Database writers do well within a linear writing structure. They can mimic linear writing processes, and seem to be incredibly efficient writers. They’re about as adept at making connections between disparate concepts as wanderers and constellation thinkers. Database thinkers can definitely be guided at any point in the process in terms of what information to incorporate, but will heavily resist attempts to reorganize the information. When given time and space to write, they can write prolifically, as long as they have sufficient information to work with.

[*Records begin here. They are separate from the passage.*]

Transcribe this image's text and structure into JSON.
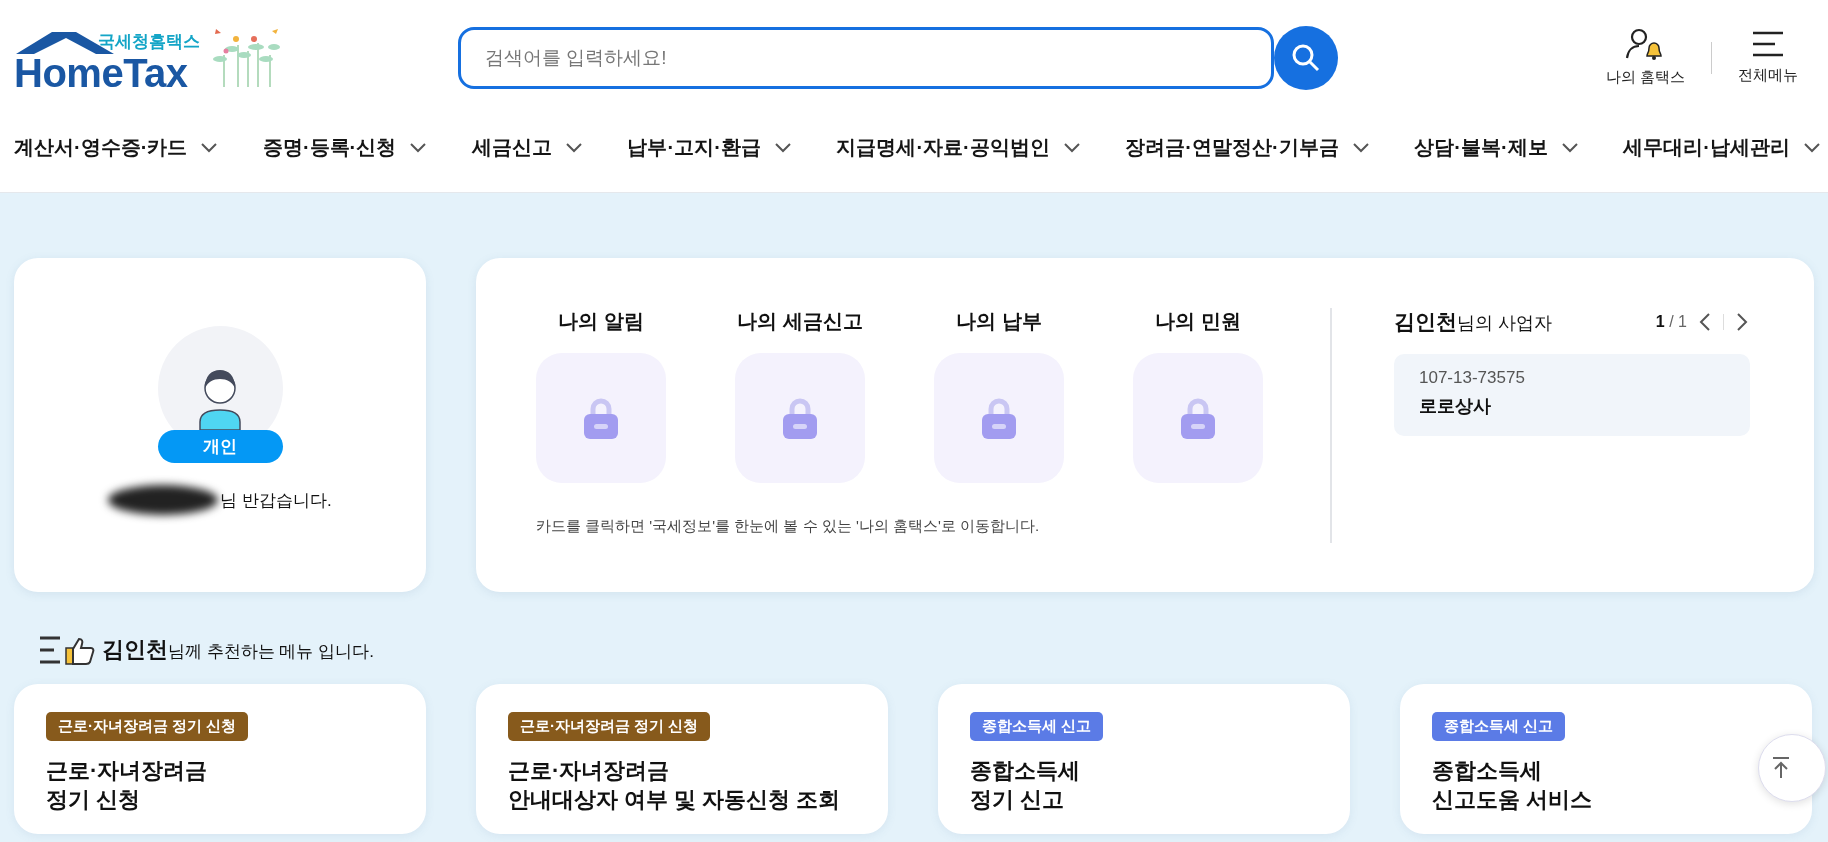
{
  "logo": {
    "subtitle": "국세청홈택스",
    "title": "HomeTax"
  },
  "search": {
    "placeholder": "검색어를 입력하세요!"
  },
  "header_actions": [
    {
      "kind": "user",
      "label": "나의 홈택스"
    },
    {
      "kind": "menu",
      "label": "전체메뉴"
    }
  ],
  "nav": [
    {
      "label": "계산서·영수증·카드"
    },
    {
      "label": "증명·등록·신청"
    },
    {
      "label": "세금신고"
    },
    {
      "label": "납부·고지·환급"
    },
    {
      "label": "지급명세·자료·공익법인"
    },
    {
      "label": "장려금·연말정산·기부금"
    },
    {
      "label": "상담·불복·제보"
    },
    {
      "label": "세무대리·납세관리"
    }
  ],
  "profile": {
    "badge": "개인",
    "greeting": "님 반갑습니다."
  },
  "my_cards": [
    {
      "title": "나의 알림"
    },
    {
      "title": "나의 세금신고"
    },
    {
      "title": "나의 납부"
    },
    {
      "title": "나의 민원"
    }
  ],
  "my_cards_note": "카드를 클릭하면 '국세정보'를 한눈에 볼 수 있는 '나의 홈택스'로 이동합니다.",
  "business": {
    "heading": "**김인천**님의 사업자",
    "pager": "**1** / 1",
    "items": [
      {
        "number": "107-13-73575",
        "name": "로로상사"
      }
    ]
  },
  "recommend": {
    "heading": "**김인천**님께 추천하는 메뉴 입니다."
  },
  "menu_cards": [
    {
      "tag": "근로·자녀장려금 정기 신청",
      "color": "#875a1c",
      "title": [
        "근로·자녀장려금",
        "정기 신청"
      ]
    },
    {
      "tag": "근로·자녀장려금 정기 신청",
      "color": "#875a1c",
      "title": [
        "근로·자녀장려금",
        "안내대상자 여부 및 자동신청 조회"
      ]
    },
    {
      "tag": "종합소득세 신고",
      "color": "#5b7be6",
      "title": [
        "종합소득세",
        "정기 신고"
      ]
    },
    {
      "tag": "종합소득세 신고",
      "color": "#5b7be6",
      "title": [
        "종합소득세",
        "신고도움 서비스"
      ]
    }
  ]
}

It sounds like the best of all worlds to be a database thinker, but doing this work is often incredibly energy-intensive for them, requiring a lot of rest before and afterwards. It is also often difficult for them to have sufficient time away from all other obligations to do the work that needs to be done, particularly with longer pieces. They lose track of information and where they were last with writing every time they step away from their work for a long period, requiring them to “restart” the process by taking in where they were. Database writers often appear to others (and may feel themselves) like procrastinators, as they have to compress their work to be most effective. They will often have difficulties writing about the same topic multiple times and in various ways. Each time, they will have to start anew with reading and research, unless they have developed strategies to help them retain or quickly regather that information.
In my experience, pairing up writers from different styles can yield some fantastic results, as long as everyone is aware of each others’ writing processes, and their strengths and weaknesses.
The trouble is that we tend to assume that everyone is a linear thinker. Most wanderers, constellation, and database thinkers have been incredible at mimicking a linear writing process, but it’s not what’s most helpful to them. And, web thinkers are just perpetually frustrated trying to produce in a linear structure.
Imagine what could happen if we encouraged people to follow a writing process that works best for them.